These data both emphasise the high burden that HIV-associated cryptococcal disease places on in-patient hospital services in Tanzania (Kisenge et al. 2007; Wajanga et al. 2011), with 57 patients diagnosed with cryptococcal infection during a six-month period, and provide further justification for targeted CRAG testing of HIV-infected inpatients and improved resources for the treatment of CM in Tanzania (Wajanga et al. 2011).
In conclusion, 5% of patients with CD4 cell counts ≤ 100 cells/µL attending an ART clinic in northern Tanzania had detectable asymptomatic cryptococcal infection, suggesting that CRAG screening and targeted pre-emptive antifungal treatment in this patient group may reduce morbidity and mortality due to CM. The LFA is a reliable, cheap and practical alternative to LA for detection of CRAG in regions such as Tanzania.
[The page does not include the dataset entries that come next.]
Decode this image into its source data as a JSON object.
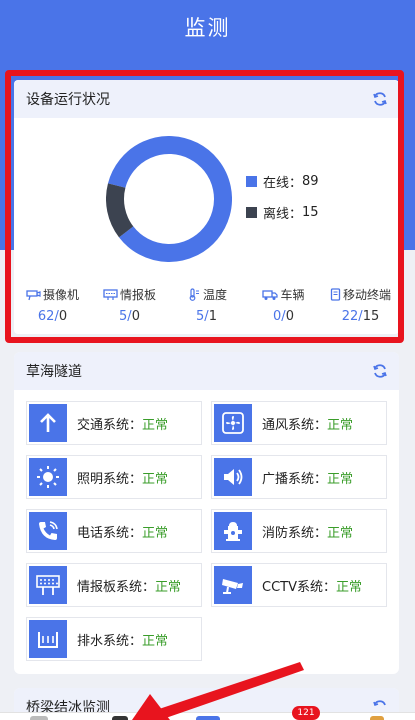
{
  "page": {
    "title": "监测"
  },
  "colors": {
    "primary": "#4a74e8",
    "offline": "#3c4350",
    "ok": "#3a9d2a",
    "highlight": "#e8141e"
  },
  "device_status": {
    "title": "设备运行状况",
    "refresh_icon": "refresh-icon",
    "chart_data": {
      "type": "pie",
      "categories": [
        "在线",
        "离线"
      ],
      "values": [
        89,
        15
      ]
    },
    "legend": [
      {
        "label": "在线：",
        "value": "89",
        "color": "#4a74e8"
      },
      {
        "label": "离线：",
        "value": "15",
        "color": "#3c4350"
      }
    ],
    "devices": [
      {
        "icon": "camera-icon",
        "label": "摄像机",
        "online": "62",
        "offline": "0"
      },
      {
        "icon": "info-board-icon",
        "label": "情报板",
        "online": "5",
        "offline": "0"
      },
      {
        "icon": "thermometer-icon",
        "label": "温度",
        "online": "5",
        "offline": "1"
      },
      {
        "icon": "vehicle-icon",
        "label": "车辆",
        "online": "0",
        "offline": "0"
      },
      {
        "icon": "mobile-terminal-icon",
        "label": "移动终端",
        "online": "22",
        "offline": "15"
      }
    ]
  },
  "tunnel": {
    "title": "草海隧道",
    "systems": [
      {
        "icon": "arrow-up-icon",
        "name": "交通系统：",
        "status": "正常"
      },
      {
        "icon": "fan-icon",
        "name": "通风系统：",
        "status": "正常"
      },
      {
        "icon": "sun-icon",
        "name": "照明系统：",
        "status": "正常"
      },
      {
        "icon": "speaker-icon",
        "name": "广播系统：",
        "status": "正常"
      },
      {
        "icon": "phone-icon",
        "name": "电话系统：",
        "status": "正常"
      },
      {
        "icon": "hydrant-icon",
        "name": "消防系统：",
        "status": "正常"
      },
      {
        "icon": "led-board-icon",
        "name": "情报板系统：",
        "status": "正常"
      },
      {
        "icon": "cctv-camera-icon",
        "name": "CCTV系统：",
        "status": "正常"
      },
      {
        "icon": "drain-icon",
        "name": "排水系统：",
        "status": "正常"
      }
    ]
  },
  "bridge": {
    "title": "桥梁结冰监测"
  },
  "nav": {
    "badge": "121"
  }
}
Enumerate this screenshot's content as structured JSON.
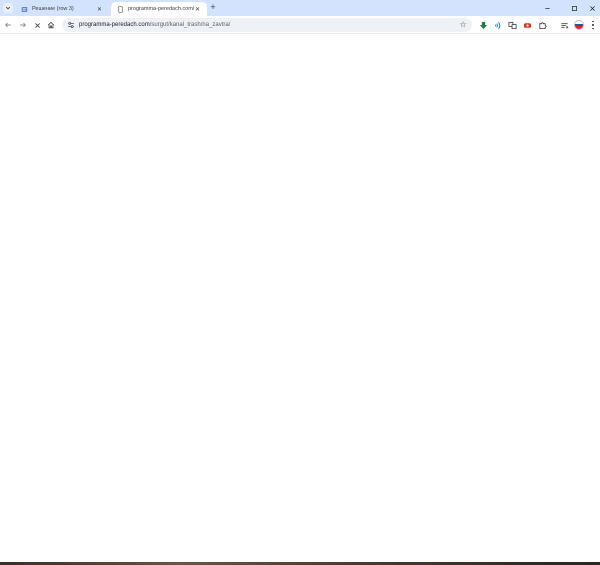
{
  "tabs": [
    {
      "title": "Решение (row 3)",
      "active": false
    },
    {
      "title": "programma-peredach.com/su...",
      "active": true
    }
  ],
  "omnibox": {
    "host": "programma-peredach.com",
    "path": "/surgut/kanal_trash/na_zavtra/"
  },
  "icons": {
    "tab_search": "chevron-down-icon",
    "back": "back-arrow-icon",
    "forward": "forward-arrow-icon",
    "stop": "stop-loading-icon",
    "home": "home-icon",
    "site_info": "tune-icon",
    "bookmark": "star-icon",
    "extensions": [
      "download-arrow-icon",
      "wifi-icon",
      "translate-icon",
      "record-icon",
      "puzzle-icon",
      "cast-icon"
    ],
    "profile": "avatar-flag",
    "menu": "kebab-menu-icon"
  },
  "colors": {
    "tabstrip": "#d3e3fd",
    "omnibox": "#eef1f6",
    "download_arrow": "#188038",
    "wifi": "#1a73e8",
    "record": "#d93025"
  }
}
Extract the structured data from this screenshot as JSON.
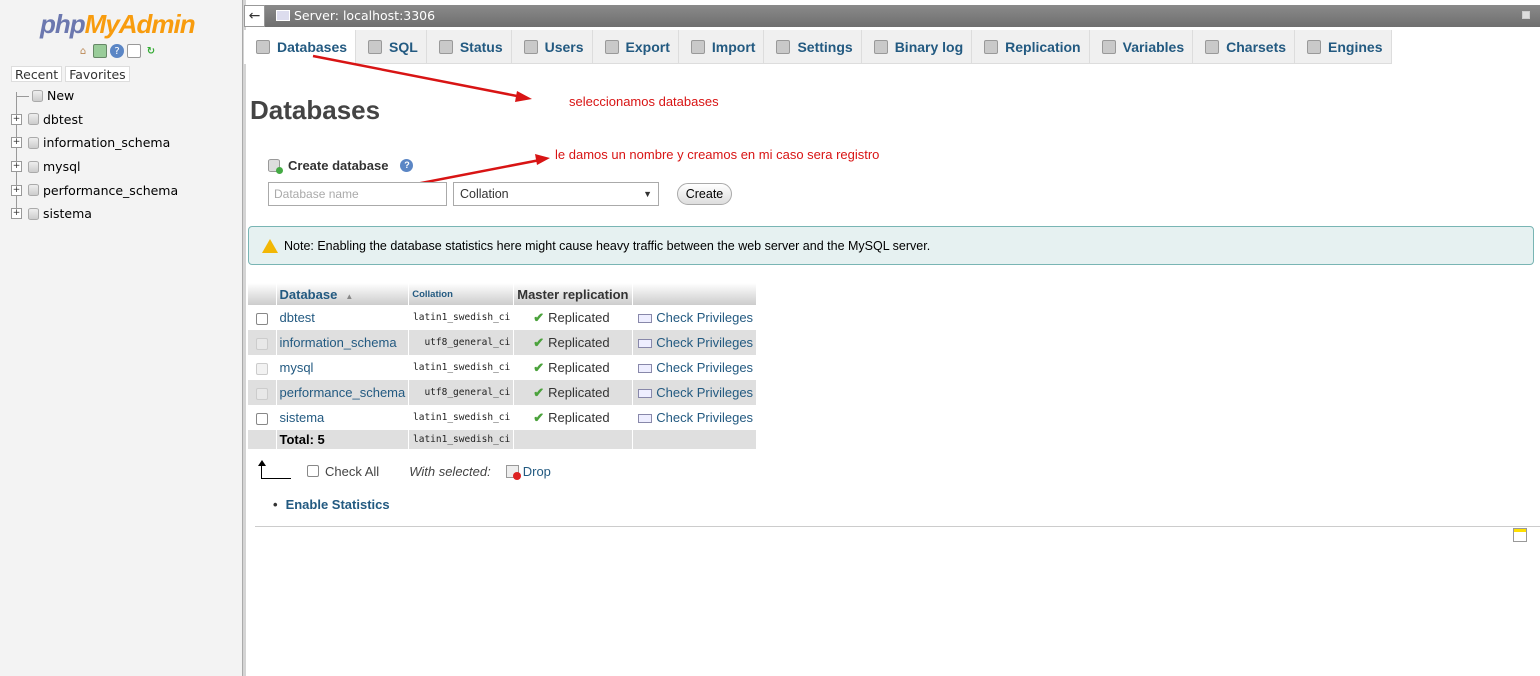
{
  "nav": {
    "logo_php": "php",
    "logo_myadmin": "MyAdmin",
    "icons": [
      "home-icon",
      "exit-icon",
      "help-icon",
      "docs-icon",
      "reload-icon"
    ],
    "recent_label": "Recent",
    "favorites_label": "Favorites",
    "tree": [
      "New",
      "dbtest",
      "information_schema",
      "mysql",
      "performance_schema",
      "sistema"
    ]
  },
  "topbar": {
    "back_symbol": "←",
    "server_label": "Server: localhost:3306"
  },
  "tabs": [
    {
      "label": "Databases",
      "icon": "database-icon",
      "active": true
    },
    {
      "label": "SQL",
      "icon": "sql-icon"
    },
    {
      "label": "Status",
      "icon": "status-icon"
    },
    {
      "label": "Users",
      "icon": "users-icon"
    },
    {
      "label": "Export",
      "icon": "export-icon"
    },
    {
      "label": "Import",
      "icon": "import-icon"
    },
    {
      "label": "Settings",
      "icon": "wrench-icon"
    },
    {
      "label": "Binary log",
      "icon": "binlog-icon"
    },
    {
      "label": "Replication",
      "icon": "replication-icon"
    },
    {
      "label": "Variables",
      "icon": "variables-icon"
    },
    {
      "label": "Charsets",
      "icon": "charsets-icon"
    },
    {
      "label": "Engines",
      "icon": "engines-icon"
    }
  ],
  "main": {
    "title": "Databases",
    "annotation_1": "seleccionamos databases",
    "annotation_2": "le damos un nombre y creamos en mi caso sera registro",
    "create_heading": "Create database",
    "dbname_placeholder": "Database name",
    "collation_value": "Collation",
    "create_button": "Create",
    "notice": "Note: Enabling the database statistics here might cause heavy traffic between the web server and the MySQL server."
  },
  "table": {
    "headers": [
      "Database",
      "Collation",
      "Master replication"
    ],
    "rows": [
      {
        "name": "dbtest",
        "collation": "latin1_swedish_ci",
        "replication": "Replicated",
        "priv": "Check Privileges"
      },
      {
        "name": "information_schema",
        "collation": "utf8_general_ci",
        "replication": "Replicated",
        "priv": "Check Privileges"
      },
      {
        "name": "mysql",
        "collation": "latin1_swedish_ci",
        "replication": "Replicated",
        "priv": "Check Privileges"
      },
      {
        "name": "performance_schema",
        "collation": "utf8_general_ci",
        "replication": "Replicated",
        "priv": "Check Privileges"
      },
      {
        "name": "sistema",
        "collation": "latin1_swedish_ci",
        "replication": "Replicated",
        "priv": "Check Privileges"
      }
    ],
    "total_label": "Total: 5",
    "total_collation": "latin1_swedish_ci"
  },
  "footer": {
    "check_all": "Check All",
    "with_selected": "With selected:",
    "drop": "Drop",
    "enable_stats": "Enable Statistics"
  },
  "colors": {
    "link": "#235a81",
    "annotation": "#d81414",
    "logo_php": "#6c78af",
    "logo_myadmin": "#f89c0e"
  }
}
Immuno-Mycologics Inc (IMMY) donated the latex agglutination and lateral flow assay kits. The ministry of health and social welfare is acknowledged for sponsoring the postgraduate training. We thank the nurses at the CTC who helped with data collection and the patients involved in the study. Funding was obtained from the Ministry of Health and Social Welfare, government of the United Republic of Tanzania. The sponsors were not involved in study design, data analysis or preparation of the manuscript.